Pamela Yap attended Pacific College of Oriental Medicine (PCOM) in New York, a vanguard among acupuncture colleges in America. As a  Master of Science graduate, she received over 3,200 hours of instruction and hands-on training, and more than 1,000 hours of clinical internship and hospital externships.


Q: How can I be sure about the safety of Chinese herbs?

A: First and foremost, it is important that you do not self-prescribe Chinese herbs. Each herb has indications and contraindications, plus an appropriate dosage for a certain condition, age, and body type. Make sure you get your herbal prescription from an NCCAOM-certified Herbologist. Secondly, it is important to share with your practitioner all relevant information about the medications & supplements (especially blood thinners such as coumadin/ warfarin) that you are taking, and other health conditions that you have. That being said, know that Chinese Herbalism has been practiced for thousands of years, with sufficient documentation of its toxicology, efficacy, and implementation. Chinese herbs employ the whole plant instead of highly concentrated extracts. Lastly, Pamela understands the concern over contamination with heavy metals and pesticides. Pamela's main sources for herbal medicinal subject their herbs to testing that is more rigorous than is required by the FDA. You can be sure that the companies that grow and handle these herbs care about the herbs, the people who take them, and also care about the land.

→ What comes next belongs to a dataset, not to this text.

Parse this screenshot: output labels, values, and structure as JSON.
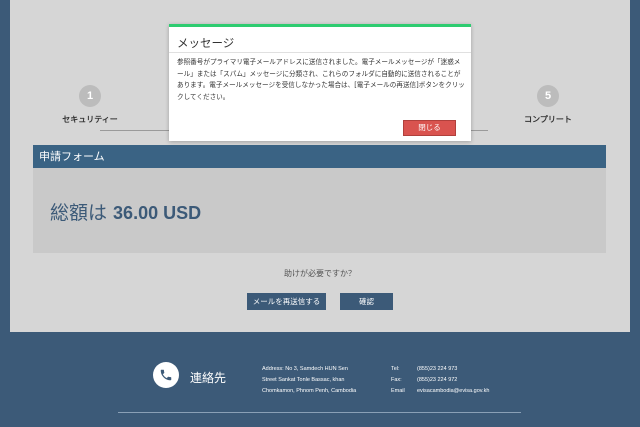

Q: What are Moxibustion, Cupping, Guasha, Tuina?



Moxibustion therapy or “zhenjiu” is older than acupuncture and can be twice as powerful when used appropriately. Called moxa for short, it is a method of heat therapy used to warm the channels in conditions of cold or severe weakness. Moxa looks like a cigar stick. It is made out of the leaves of Artemesia vulgaris (also known as mugwort) and is burned (like incense or cigar) at or over specific acupuncture points. Studies reveal that moxa can influence an increase in white blood cells (WBCs) in the immune system. In Chinese medicine, one of the most celebrated  uses of moxa is for turning breech babies naturally, without c-section.


Cupping is an adjunct therapy in acupuncture. Also referred to as “fire cupping” (huo guan), it is done by creating a vacuum inside a glass cup and placing it directly on the skin. Patients experience cupping as a strong sucking sensation on the skin. Cupping releases the fascia in places where adhesions have developed. This restores delivery of blood and oxygen to the tissue, and improves circulation in the area. Aggressive cupping can create some bruising that can last for some 3 days. If you will be receiving cupping therapy, it is crucial to bring a scarf and make sure you are warmly dressed.

Tuina is a traditional chinese form of massage which focuses on the acupuncture channels, especially areas of muscles and tendons. It can be performed on a fully clothed patient. Because it directly affects the flow of qi, it is highly recommended for conditions such as sprains, strains, and even neuropathy.


Q: What should I do to prepare for my acupuncture treatment?

  1. It is important to eat a substantial meal within three hours of the acupuncture treatment. Never go into an acupuncture treatment hungry. It is very helpful to not have any caffeine before your acupuncture treatment.

  2. Wear loose comfortable clothing that will allow us to access your knees and elbows. 

  3. If you can help it, please do not clean your tongue on the day that you come for a visit. This will allow us to properly evaluate your tongue coating.

  4. Bring with you any lab tests or imaging results that you have on-hand from your other healthcare providers.

  5. Come on time so we can give you your full treatment! 



Acupuncture For All Seasons

154 West 14th Street 4/F, New York, NY 10011

Tel: 347-706-0083